--- PROVIDED INFORMATION ---

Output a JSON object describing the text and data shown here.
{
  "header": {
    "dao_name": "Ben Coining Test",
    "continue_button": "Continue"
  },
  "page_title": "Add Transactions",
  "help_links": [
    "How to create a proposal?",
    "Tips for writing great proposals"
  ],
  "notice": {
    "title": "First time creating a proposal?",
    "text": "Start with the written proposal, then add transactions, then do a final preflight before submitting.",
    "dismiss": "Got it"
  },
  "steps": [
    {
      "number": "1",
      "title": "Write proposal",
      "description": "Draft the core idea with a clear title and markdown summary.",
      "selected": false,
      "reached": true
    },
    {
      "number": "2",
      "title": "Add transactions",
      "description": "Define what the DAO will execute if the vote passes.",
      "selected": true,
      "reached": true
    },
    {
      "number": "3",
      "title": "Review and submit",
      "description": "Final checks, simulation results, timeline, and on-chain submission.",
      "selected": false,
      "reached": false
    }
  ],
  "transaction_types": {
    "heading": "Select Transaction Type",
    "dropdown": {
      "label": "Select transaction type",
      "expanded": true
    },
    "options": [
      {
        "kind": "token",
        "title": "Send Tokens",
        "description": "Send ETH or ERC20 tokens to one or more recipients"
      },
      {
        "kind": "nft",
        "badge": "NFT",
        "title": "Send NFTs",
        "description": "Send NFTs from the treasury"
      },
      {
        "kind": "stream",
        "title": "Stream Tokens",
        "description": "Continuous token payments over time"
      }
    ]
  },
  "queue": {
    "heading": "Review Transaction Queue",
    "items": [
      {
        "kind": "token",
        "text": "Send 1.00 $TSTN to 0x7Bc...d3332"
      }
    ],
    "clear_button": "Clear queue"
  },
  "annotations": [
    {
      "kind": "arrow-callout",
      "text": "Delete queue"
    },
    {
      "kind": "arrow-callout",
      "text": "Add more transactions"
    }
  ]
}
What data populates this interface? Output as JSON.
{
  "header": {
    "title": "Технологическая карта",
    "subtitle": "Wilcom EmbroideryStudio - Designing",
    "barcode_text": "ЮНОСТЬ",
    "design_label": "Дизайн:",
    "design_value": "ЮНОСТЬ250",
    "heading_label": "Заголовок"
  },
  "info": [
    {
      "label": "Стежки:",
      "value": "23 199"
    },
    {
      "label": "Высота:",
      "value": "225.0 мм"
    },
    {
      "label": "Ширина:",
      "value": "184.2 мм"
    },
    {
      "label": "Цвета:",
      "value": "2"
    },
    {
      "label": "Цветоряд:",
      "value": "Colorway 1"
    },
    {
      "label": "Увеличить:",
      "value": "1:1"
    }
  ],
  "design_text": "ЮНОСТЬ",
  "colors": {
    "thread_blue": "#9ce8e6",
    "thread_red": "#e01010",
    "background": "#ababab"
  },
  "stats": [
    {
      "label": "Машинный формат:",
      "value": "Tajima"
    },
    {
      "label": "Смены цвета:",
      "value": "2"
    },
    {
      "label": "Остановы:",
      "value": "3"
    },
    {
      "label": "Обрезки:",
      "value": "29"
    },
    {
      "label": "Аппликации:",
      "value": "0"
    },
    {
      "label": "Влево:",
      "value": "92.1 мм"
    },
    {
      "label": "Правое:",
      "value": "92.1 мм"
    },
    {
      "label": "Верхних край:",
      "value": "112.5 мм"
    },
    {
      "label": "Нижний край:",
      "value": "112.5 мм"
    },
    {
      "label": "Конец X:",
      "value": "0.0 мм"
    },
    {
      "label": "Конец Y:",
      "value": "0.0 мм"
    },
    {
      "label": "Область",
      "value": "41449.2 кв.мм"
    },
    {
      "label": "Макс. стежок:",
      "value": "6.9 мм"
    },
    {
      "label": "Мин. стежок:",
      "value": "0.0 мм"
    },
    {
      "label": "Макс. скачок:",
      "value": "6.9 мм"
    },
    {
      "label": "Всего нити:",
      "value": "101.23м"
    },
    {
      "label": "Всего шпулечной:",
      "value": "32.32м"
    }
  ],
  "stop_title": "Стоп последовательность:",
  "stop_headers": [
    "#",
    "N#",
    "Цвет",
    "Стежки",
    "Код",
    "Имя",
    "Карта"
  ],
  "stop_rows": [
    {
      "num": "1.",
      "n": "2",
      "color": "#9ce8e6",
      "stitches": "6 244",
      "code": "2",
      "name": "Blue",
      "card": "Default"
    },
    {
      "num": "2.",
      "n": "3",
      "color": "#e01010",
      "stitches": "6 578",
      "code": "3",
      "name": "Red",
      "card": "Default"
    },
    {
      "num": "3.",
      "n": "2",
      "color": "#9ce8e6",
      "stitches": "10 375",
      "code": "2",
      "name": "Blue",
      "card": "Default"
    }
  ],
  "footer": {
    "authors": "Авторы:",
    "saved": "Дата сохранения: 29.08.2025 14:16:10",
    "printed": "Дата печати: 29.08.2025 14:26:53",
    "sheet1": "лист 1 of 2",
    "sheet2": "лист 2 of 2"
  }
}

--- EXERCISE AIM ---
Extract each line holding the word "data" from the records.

--- WRITTEN SOLUTION ---
Output a JSON object describing the text and data shown here.
What data populates this interface? Output as JSON.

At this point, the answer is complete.